Items from a dataset
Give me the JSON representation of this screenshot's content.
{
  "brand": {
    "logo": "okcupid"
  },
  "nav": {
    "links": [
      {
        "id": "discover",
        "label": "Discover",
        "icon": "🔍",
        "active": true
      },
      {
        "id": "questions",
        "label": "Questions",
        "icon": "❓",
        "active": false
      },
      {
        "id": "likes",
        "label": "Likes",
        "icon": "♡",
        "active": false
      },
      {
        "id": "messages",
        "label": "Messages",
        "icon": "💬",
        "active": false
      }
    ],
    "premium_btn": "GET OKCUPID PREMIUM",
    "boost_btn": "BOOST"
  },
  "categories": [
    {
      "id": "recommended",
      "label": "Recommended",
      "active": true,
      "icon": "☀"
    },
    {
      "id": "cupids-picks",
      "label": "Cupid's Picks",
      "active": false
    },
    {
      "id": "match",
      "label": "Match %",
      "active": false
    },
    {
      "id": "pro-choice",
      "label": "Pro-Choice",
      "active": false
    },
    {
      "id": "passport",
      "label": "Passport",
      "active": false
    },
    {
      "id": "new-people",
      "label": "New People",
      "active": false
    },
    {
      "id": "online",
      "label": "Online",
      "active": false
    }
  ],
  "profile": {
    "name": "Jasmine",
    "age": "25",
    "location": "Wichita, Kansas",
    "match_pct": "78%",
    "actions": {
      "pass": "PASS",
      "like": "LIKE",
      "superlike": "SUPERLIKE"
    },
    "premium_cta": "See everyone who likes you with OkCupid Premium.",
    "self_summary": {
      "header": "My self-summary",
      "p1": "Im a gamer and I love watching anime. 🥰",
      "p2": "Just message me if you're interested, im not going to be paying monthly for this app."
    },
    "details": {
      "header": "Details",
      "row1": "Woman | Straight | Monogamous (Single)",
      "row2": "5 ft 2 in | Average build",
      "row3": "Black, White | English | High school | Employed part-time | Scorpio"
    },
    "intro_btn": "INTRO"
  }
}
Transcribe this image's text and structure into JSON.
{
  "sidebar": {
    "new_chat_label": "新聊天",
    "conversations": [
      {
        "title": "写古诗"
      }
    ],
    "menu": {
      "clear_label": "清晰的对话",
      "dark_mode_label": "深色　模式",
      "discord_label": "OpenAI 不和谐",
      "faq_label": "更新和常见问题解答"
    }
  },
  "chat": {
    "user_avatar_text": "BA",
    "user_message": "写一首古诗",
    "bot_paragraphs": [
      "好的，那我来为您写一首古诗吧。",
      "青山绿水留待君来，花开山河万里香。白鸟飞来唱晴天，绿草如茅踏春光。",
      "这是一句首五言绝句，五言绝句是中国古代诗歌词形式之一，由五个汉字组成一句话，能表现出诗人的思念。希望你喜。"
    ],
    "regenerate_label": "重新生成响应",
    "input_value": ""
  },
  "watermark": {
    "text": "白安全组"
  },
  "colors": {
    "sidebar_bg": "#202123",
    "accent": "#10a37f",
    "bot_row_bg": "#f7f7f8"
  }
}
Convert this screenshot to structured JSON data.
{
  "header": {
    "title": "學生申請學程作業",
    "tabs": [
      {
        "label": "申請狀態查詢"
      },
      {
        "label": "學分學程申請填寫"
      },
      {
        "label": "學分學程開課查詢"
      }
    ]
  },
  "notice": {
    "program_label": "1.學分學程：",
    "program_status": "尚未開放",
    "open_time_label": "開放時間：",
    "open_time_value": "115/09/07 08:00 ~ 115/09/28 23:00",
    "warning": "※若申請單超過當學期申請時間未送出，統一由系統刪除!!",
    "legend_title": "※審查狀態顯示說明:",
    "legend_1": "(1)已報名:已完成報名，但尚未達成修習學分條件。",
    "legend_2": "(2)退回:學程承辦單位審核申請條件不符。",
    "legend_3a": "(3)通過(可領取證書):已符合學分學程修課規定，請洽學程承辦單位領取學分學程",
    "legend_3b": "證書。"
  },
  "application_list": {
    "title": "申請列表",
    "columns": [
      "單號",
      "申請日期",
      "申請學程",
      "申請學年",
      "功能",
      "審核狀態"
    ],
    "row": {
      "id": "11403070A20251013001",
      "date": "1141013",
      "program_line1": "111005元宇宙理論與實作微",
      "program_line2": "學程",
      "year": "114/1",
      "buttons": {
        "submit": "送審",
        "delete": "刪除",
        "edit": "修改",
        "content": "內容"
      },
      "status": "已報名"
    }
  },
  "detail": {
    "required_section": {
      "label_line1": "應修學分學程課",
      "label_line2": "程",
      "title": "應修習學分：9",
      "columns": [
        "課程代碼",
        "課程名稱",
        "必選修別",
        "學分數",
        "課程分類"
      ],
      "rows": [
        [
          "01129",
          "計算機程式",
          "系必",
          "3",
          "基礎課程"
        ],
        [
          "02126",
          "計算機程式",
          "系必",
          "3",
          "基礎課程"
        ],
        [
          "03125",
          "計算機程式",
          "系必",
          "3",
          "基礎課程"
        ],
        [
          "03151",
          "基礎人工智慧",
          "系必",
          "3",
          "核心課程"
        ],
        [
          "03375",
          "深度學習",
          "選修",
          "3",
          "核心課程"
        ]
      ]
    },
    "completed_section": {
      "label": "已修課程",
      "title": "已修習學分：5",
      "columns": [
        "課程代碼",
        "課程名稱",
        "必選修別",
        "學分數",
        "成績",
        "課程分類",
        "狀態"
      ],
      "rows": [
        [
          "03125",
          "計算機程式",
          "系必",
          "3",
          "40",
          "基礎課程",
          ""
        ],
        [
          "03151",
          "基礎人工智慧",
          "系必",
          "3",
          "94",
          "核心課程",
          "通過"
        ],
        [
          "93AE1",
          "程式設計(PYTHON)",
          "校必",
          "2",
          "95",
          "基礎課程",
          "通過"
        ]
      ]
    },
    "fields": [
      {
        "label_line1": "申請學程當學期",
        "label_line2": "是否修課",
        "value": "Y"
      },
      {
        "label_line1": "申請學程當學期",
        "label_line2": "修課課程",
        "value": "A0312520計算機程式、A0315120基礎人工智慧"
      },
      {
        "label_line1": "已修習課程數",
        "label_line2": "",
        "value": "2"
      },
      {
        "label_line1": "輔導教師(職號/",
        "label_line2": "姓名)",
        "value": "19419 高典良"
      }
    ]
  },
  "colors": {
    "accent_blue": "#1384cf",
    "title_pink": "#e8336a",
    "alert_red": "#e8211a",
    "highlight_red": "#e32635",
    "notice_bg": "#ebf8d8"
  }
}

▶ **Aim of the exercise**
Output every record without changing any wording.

▶ **Solution**
Give me the JSON representation of this screenshot's content.
{
  "brand": {
    "logo": "okcupid"
  },
  "nav": {
    "links": [
      {
        "id": "discover",
        "label": "Discover",
        "icon": "🔍",
        "active": true
      },
      {
        "id": "questions",
        "label": "Questions",
        "icon": "❓",
        "active": false
      },
      {
        "id": "likes",
        "label": "Likes",
        "icon": "♡",
        "active": false
      },
      {
        "id": "messages",
        "label": "Messages",
        "icon": "💬",
        "active": false
      }
    ],
    "premium_btn": "GET OKCUPID PREMIUM",
    "boost_btn": "BOOST"
  },
  "categories": [
    {
      "id": "recommended",
      "label": "Recommended",
      "active": true,
      "icon": "☀"
    },
    {
      "id": "cupids-picks",
      "label": "Cupid's Picks",
      "active": false
    },
    {
      "id": "match",
      "label": "Match %",
      "active": false
    },
    {
      "id": "pro-choice",
      "label": "Pro-Choice",
      "active": false
    },
    {
      "id": "passport",
      "label": "Passport",
      "active": false
    },
    {
      "id": "new-people",
      "label": "New People",
      "active": false
    },
    {
      "id": "online",
      "label": "Online",
      "active": false
    }
  ],
  "profile": {
    "name": "Jasmine",
    "age": "25",
    "location": "Wichita, Kansas",
    "match_pct": "78%",
    "actions": {
      "pass": "PASS",
      "like": "LIKE",
      "superlike": "SUPERLIKE"
    },
    "premium_cta": "See everyone who likes you with OkCupid Premium.",
    "self_summary": {
      "header": "My self-summary",
      "p1": "Im a gamer and I love watching anime. 🥰",
      "p2": "Just message me if you're interested, im not going to be paying monthly for this app."
    },
    "details": {
      "header": "Details",
      "row1": "Woman | Straight | Monogamous (Single)",
      "row2": "5 ft 2 in | Average build",
      "row3": "Black, White | English | High school | Employed part-time | Scorpio"
    },
    "intro_btn": "INTRO"
  }
}
Transcribe this image's text and structure into JSON.
{
  "sidebar": {
    "new_chat_label": "新聊天",
    "conversations": [
      {
        "title": "写古诗"
      }
    ],
    "menu": {
      "clear_label": "清晰的对话",
      "dark_mode_label": "深色　模式",
      "discord_label": "OpenAI 不和谐",
      "faq_label": "更新和常见问题解答"
    }
  },
  "chat": {
    "user_avatar_text": "BA",
    "user_message": "写一首古诗",
    "bot_paragraphs": [
      "好的，那我来为您写一首古诗吧。",
      "青山绿水留待君来，花开山河万里香。白鸟飞来唱晴天，绿草如茅踏春光。",
      "这是一句首五言绝句，五言绝句是中国古代诗歌词形式之一，由五个汉字组成一句话，能表现出诗人的思念。希望你喜。"
    ],
    "regenerate_label": "重新生成响应",
    "input_value": ""
  },
  "watermark": {
    "text": "白安全组"
  },
  "colors": {
    "sidebar_bg": "#202123",
    "accent": "#10a37f",
    "bot_row_bg": "#f7f7f8"
  }
}
Convert this screenshot to structured JSON data.
{
  "header": {
    "title": "學生申請學程作業",
    "tabs": [
      {
        "label": "申請狀態查詢"
      },
      {
        "label": "學分學程申請填寫"
      },
      {
        "label": "學分學程開課查詢"
      }
    ]
  },
  "notice": {
    "program_label": "1.學分學程：",
    "program_status": "尚未開放",
    "open_time_label": "開放時間：",
    "open_time_value": "115/09/07 08:00 ~ 115/09/28 23:00",
    "warning": "※若申請單超過當學期申請時間未送出，統一由系統刪除!!",
    "legend_title": "※審查狀態顯示說明:",
    "legend_1": "(1)已報名:已完成報名，但尚未達成修習學分條件。",
    "legend_2": "(2)退回:學程承辦單位審核申請條件不符。",
    "legend_3a": "(3)通過(可領取證書):已符合學分學程修課規定，請洽學程承辦單位領取學分學程",
    "legend_3b": "證書。"
  },
  "application_list": {
    "title": "申請列表",
    "columns": [
      "單號",
      "申請日期",
      "申請學程",
      "申請學年",
      "功能",
      "審核狀態"
    ],
    "row": {
      "id": "11403070A20251013001",
      "date": "1141013",
      "program_line1": "111005元宇宙理論與實作微",
      "program_line2": "學程",
      "year": "114/1",
      "buttons": {
        "submit": "送審",
        "delete": "刪除",
        "edit": "修改",
        "content": "內容"
      },
      "status": "已報名"
    }
  },
  "detail": {
    "required_section": {
      "label_line1": "應修學分學程課",
      "label_line2": "程",
      "title": "應修習學分：9",
      "columns": [
        "課程代碼",
        "課程名稱",
        "必選修別",
        "學分數",
        "課程分類"
      ],
      "rows": [
        [
          "01129",
          "計算機程式",
          "系必",
          "3",
          "基礎課程"
        ],
        [
          "02126",
          "計算機程式",
          "系必",
          "3",
          "基礎課程"
        ],
        [
          "03125",
          "計算機程式",
          "系必",
          "3",
          "基礎課程"
        ],
        [
          "03151",
          "基礎人工智慧",
          "系必",
          "3",
          "核心課程"
        ],
        [
          "03375",
          "深度學習",
          "選修",
          "3",
          "核心課程"
        ]
      ]
    },
    "completed_section": {
      "label": "已修課程",
      "title": "已修習學分：5",
      "columns": [
        "課程代碼",
        "課程名稱",
        "必選修別",
        "學分數",
        "成績",
        "課程分類",
        "狀態"
      ],
      "rows": [
        [
          "03125",
          "計算機程式",
          "系必",
          "3",
          "40",
          "基礎課程",
          ""
        ],
        [
          "03151",
          "基礎人工智慧",
          "系必",
          "3",
          "94",
          "核心課程",
          "通過"
        ],
        [
          "93AE1",
          "程式設計(PYTHON)",
          "校必",
          "2",
          "95",
          "基礎課程",
          "通過"
        ]
      ]
    },
    "fields": [
      {
        "label_line1": "申請學程當學期",
        "label_line2": "是否修課",
        "value": "Y"
      },
      {
        "label_line1": "申請學程當學期",
        "label_line2": "修課課程",
        "value": "A0312520計算機程式、A0315120基礎人工智慧"
      },
      {
        "label_line1": "已修習課程數",
        "label_line2": "",
        "value": "2"
      },
      {
        "label_line1": "輔導教師(職號/",
        "label_line2": "姓名)",
        "value": "19419 高典良"
      }
    ]
  },
  "colors": {
    "accent_blue": "#1384cf",
    "title_pink": "#e8336a",
    "alert_red": "#e8211a",
    "highlight_red": "#e32635",
    "notice_bg": "#ebf8d8"
  }
}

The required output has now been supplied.